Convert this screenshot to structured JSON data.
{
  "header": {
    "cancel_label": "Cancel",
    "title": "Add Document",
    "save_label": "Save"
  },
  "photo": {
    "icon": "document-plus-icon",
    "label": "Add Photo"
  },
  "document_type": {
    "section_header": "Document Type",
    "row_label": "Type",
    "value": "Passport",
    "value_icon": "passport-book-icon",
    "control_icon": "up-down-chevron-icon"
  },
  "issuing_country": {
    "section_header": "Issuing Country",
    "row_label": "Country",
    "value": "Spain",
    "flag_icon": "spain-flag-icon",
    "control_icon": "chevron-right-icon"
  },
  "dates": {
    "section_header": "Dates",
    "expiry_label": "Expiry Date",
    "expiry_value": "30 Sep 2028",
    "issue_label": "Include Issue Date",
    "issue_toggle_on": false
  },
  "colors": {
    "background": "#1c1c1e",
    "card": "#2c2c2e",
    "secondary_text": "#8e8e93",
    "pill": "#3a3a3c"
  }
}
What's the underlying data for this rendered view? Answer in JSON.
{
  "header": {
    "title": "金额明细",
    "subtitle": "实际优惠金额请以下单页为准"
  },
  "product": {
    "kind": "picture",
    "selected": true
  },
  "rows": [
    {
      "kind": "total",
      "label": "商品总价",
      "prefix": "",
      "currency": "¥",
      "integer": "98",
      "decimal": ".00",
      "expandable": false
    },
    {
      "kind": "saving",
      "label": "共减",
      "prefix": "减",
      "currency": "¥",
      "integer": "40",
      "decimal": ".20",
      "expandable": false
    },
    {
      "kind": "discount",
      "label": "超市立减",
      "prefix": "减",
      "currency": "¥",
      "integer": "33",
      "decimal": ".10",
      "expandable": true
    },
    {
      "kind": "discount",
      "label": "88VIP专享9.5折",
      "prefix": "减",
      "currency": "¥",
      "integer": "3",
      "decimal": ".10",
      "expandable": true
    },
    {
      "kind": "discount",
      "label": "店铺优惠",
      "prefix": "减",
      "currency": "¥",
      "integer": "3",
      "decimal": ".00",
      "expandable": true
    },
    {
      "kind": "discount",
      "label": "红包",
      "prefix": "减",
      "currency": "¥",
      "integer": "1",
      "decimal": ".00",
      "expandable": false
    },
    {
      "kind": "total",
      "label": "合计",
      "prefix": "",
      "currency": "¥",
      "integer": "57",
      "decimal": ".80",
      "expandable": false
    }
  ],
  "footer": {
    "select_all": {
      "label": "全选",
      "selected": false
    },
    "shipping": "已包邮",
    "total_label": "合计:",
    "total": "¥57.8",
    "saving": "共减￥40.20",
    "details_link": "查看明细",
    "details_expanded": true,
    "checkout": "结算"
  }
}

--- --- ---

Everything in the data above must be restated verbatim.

* _SOLUTION_:
Convert this screenshot to structured JSON data.
{
  "header": {
    "cancel_label": "Cancel",
    "title": "Add Document",
    "save_label": "Save"
  },
  "photo": {
    "icon": "document-plus-icon",
    "label": "Add Photo"
  },
  "document_type": {
    "section_header": "Document Type",
    "row_label": "Type",
    "value": "Passport",
    "value_icon": "passport-book-icon",
    "control_icon": "up-down-chevron-icon"
  },
  "issuing_country": {
    "section_header": "Issuing Country",
    "row_label": "Country",
    "value": "Spain",
    "flag_icon": "spain-flag-icon",
    "control_icon": "chevron-right-icon"
  },
  "dates": {
    "section_header": "Dates",
    "expiry_label": "Expiry Date",
    "expiry_value": "30 Sep 2028",
    "issue_label": "Include Issue Date",
    "issue_toggle_on": false
  },
  "colors": {
    "background": "#1c1c1e",
    "card": "#2c2c2e",
    "secondary_text": "#8e8e93",
    "pill": "#3a3a3c"
  }
}
What's the underlying data for this rendered view? Answer in JSON.
{
  "header": {
    "title": "金额明细",
    "subtitle": "实际优惠金额请以下单页为准"
  },
  "product": {
    "kind": "picture",
    "selected": true
  },
  "rows": [
    {
      "kind": "total",
      "label": "商品总价",
      "prefix": "",
      "currency": "¥",
      "integer": "98",
      "decimal": ".00",
      "expandable": false
    },
    {
      "kind": "saving",
      "label": "共减",
      "prefix": "减",
      "currency": "¥",
      "integer": "40",
      "decimal": ".20",
      "expandable": false
    },
    {
      "kind": "discount",
      "label": "超市立减",
      "prefix": "减",
      "currency": "¥",
      "integer": "33",
      "decimal": ".10",
      "expandable": true
    },
    {
      "kind": "discount",
      "label": "88VIP专享9.5折",
      "prefix": "减",
      "currency": "¥",
      "integer": "3",
      "decimal": ".10",
      "expandable": true
    },
    {
      "kind": "discount",
      "label": "店铺优惠",
      "prefix": "减",
      "currency": "¥",
      "integer": "3",
      "decimal": ".00",
      "expandable": true
    },
    {
      "kind": "discount",
      "label": "红包",
      "prefix": "减",
      "currency": "¥",
      "integer": "1",
      "decimal": ".00",
      "expandable": false
    },
    {
      "kind": "total",
      "label": "合计",
      "prefix": "",
      "currency": "¥",
      "integer": "57",
      "decimal": ".80",
      "expandable": false
    }
  ],
  "footer": {
    "select_all": {
      "label": "全选",
      "selected": false
    },
    "shipping": "已包邮",
    "total_label": "合计:",
    "total": "¥57.8",
    "saving": "共减￥40.20",
    "details_link": "查看明细",
    "details_expanded": true,
    "checkout": "结算"
  }
}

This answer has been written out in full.